This exercise calls for copying every line below that holds the word "selection".

PROVIDED RECORDS section start

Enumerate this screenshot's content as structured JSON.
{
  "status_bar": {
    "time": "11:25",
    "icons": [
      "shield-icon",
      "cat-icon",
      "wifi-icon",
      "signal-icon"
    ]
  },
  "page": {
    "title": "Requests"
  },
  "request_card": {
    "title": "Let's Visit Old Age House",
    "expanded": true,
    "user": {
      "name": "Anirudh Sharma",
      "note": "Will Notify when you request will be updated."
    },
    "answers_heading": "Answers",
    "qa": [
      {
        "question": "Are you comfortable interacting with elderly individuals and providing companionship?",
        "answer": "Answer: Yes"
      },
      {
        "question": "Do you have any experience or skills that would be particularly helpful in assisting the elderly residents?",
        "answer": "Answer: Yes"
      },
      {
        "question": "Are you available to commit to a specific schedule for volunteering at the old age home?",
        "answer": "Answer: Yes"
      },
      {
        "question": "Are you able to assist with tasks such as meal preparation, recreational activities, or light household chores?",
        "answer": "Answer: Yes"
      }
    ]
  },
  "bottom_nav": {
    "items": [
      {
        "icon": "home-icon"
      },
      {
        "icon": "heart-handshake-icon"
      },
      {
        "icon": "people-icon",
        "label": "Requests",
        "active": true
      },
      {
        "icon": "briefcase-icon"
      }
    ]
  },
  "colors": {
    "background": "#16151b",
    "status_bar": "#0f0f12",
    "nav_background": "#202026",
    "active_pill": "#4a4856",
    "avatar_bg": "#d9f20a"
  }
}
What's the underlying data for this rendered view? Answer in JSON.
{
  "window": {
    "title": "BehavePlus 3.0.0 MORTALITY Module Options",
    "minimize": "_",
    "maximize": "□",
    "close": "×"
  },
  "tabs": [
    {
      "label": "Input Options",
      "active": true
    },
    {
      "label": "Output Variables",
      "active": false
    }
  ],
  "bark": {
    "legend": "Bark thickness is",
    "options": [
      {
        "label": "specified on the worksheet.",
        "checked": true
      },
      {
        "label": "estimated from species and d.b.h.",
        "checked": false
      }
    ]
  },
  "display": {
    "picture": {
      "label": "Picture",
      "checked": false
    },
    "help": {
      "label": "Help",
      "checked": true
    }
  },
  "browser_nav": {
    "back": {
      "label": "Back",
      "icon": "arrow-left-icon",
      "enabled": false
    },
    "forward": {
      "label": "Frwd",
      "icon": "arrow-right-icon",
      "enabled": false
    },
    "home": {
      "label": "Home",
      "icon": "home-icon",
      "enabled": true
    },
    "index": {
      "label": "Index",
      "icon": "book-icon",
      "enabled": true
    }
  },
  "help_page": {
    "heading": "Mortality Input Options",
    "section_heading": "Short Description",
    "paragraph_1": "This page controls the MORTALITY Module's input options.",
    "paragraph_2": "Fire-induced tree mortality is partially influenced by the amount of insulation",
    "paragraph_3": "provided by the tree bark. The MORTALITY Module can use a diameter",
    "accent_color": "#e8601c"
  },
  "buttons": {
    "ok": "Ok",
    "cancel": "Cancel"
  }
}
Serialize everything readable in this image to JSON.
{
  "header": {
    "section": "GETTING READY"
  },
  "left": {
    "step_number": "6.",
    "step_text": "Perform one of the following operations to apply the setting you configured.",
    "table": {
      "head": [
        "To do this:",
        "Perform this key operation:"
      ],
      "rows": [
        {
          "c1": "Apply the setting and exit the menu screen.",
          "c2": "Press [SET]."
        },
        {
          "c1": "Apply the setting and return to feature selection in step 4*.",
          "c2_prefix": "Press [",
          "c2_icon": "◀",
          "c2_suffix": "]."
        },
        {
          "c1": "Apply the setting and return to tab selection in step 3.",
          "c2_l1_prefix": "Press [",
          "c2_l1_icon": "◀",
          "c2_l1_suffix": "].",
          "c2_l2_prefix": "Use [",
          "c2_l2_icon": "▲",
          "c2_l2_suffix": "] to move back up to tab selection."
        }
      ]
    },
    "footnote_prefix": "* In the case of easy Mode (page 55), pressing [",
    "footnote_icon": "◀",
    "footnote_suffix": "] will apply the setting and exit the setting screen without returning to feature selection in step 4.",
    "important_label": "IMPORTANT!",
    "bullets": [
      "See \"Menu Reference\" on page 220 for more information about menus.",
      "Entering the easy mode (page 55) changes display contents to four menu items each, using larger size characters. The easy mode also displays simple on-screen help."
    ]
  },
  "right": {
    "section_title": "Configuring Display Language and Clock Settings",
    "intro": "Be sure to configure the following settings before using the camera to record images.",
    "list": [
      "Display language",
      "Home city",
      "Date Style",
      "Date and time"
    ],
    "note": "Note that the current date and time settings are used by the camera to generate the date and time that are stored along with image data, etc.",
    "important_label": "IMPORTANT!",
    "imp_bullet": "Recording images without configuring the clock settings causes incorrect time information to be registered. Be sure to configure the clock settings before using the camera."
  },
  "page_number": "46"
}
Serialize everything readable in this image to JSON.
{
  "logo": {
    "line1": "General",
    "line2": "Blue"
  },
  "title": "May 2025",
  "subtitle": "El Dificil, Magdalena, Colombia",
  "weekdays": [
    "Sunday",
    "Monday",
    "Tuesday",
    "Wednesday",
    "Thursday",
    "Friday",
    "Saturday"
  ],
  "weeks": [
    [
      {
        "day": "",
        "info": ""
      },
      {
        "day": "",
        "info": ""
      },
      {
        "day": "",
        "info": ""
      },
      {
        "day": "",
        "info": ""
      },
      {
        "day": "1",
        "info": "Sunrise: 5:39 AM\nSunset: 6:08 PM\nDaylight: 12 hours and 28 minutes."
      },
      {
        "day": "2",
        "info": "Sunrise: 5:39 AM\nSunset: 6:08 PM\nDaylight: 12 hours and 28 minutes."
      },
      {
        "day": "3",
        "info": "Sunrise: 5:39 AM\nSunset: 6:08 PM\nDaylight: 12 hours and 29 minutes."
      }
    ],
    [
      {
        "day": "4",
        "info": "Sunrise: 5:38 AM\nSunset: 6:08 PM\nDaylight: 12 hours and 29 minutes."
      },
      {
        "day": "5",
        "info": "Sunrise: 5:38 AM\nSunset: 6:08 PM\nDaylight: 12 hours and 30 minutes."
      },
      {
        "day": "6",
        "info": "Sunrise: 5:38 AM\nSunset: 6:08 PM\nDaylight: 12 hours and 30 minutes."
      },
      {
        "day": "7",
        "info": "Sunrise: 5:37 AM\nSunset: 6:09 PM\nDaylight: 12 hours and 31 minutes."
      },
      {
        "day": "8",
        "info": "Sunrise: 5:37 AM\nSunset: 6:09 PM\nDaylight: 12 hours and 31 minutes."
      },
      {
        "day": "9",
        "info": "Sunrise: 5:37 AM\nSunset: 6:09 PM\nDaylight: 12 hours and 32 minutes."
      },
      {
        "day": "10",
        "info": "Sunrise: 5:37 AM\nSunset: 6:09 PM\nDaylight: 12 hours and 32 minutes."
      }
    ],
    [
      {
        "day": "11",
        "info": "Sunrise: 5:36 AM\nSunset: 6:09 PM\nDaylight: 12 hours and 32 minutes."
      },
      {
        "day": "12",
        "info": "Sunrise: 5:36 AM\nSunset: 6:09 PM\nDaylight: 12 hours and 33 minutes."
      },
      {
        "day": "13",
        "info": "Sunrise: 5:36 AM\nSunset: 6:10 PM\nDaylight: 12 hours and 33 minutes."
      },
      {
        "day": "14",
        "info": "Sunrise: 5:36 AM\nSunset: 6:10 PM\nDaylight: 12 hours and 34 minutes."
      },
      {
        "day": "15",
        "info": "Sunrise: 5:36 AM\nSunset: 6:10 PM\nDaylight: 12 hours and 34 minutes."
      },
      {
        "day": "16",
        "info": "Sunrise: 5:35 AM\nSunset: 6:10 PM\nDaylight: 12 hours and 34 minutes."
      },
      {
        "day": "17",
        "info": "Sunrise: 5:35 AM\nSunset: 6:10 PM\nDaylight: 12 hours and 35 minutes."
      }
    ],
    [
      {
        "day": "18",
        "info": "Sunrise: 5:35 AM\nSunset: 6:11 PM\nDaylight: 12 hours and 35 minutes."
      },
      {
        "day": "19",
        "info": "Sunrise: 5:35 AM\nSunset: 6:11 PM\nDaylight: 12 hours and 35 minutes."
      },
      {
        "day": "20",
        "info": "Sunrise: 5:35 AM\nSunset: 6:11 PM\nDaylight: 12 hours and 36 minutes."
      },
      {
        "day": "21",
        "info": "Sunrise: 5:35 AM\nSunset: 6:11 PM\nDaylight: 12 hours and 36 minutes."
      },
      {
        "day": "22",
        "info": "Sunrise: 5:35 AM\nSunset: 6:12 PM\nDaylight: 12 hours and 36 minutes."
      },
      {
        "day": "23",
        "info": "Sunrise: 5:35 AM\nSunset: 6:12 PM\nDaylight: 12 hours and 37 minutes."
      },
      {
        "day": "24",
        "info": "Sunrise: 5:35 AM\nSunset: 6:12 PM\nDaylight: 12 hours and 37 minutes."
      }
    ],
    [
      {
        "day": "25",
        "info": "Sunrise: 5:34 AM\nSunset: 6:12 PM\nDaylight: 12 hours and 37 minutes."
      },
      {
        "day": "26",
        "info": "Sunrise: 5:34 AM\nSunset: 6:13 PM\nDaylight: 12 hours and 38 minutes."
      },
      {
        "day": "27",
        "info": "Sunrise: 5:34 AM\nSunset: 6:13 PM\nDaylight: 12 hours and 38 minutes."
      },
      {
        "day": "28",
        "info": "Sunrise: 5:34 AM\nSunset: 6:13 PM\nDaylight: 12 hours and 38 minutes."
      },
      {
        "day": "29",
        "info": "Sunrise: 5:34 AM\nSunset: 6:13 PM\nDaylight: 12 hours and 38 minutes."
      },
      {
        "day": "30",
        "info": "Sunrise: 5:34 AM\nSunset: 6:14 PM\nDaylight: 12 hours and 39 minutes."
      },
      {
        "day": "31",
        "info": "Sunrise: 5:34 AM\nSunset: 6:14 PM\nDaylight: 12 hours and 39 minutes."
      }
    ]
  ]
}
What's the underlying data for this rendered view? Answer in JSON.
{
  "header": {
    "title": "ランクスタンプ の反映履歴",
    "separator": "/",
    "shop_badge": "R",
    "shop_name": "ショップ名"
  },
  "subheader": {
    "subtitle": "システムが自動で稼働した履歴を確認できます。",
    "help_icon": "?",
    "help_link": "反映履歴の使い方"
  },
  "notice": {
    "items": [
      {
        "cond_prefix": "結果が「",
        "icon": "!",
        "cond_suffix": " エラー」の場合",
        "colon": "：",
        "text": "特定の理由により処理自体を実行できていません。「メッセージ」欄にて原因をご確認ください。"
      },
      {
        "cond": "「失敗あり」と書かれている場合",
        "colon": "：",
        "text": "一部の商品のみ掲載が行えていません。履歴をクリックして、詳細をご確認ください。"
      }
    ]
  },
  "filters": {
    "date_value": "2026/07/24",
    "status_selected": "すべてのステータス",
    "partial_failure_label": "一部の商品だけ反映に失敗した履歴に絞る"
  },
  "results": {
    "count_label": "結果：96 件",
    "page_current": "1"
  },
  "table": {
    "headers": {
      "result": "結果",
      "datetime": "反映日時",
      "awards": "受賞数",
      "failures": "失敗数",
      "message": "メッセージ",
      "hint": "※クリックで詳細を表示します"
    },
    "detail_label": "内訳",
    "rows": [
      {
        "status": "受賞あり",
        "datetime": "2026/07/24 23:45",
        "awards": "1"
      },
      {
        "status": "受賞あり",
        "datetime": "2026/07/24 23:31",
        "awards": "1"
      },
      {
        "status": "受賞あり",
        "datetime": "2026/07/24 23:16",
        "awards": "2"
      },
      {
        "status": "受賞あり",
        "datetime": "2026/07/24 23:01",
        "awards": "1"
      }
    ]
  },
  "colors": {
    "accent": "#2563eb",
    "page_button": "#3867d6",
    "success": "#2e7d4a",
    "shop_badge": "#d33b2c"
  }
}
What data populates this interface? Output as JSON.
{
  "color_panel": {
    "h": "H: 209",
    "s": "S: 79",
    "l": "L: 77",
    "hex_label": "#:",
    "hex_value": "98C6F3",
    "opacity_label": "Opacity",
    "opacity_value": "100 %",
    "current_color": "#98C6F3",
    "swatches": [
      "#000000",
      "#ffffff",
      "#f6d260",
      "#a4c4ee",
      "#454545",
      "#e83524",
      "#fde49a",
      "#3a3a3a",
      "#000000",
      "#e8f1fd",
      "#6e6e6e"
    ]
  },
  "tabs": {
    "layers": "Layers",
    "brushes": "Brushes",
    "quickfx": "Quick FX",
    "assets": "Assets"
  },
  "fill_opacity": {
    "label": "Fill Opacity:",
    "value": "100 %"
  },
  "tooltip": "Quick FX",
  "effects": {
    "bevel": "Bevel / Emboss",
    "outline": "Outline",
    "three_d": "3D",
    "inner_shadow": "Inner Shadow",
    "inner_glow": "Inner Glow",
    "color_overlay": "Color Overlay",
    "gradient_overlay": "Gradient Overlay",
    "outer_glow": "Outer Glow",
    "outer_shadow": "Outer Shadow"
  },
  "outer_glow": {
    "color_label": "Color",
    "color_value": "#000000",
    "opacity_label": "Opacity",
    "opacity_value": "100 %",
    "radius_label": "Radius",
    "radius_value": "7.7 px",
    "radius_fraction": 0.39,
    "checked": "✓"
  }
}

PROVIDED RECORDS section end

EXERCISE OUTPUT >>
          "c1": "Apply the setting and return to feature selection in step 4*.",
          "c1": "Apply the setting and return to tab selection in step 3.",
          "c2_l2_suffix": "] to move back up to tab selection."
    "footnote_suffix": "] will apply the setting and exit the setting screen without returning to feature selection in step 4.",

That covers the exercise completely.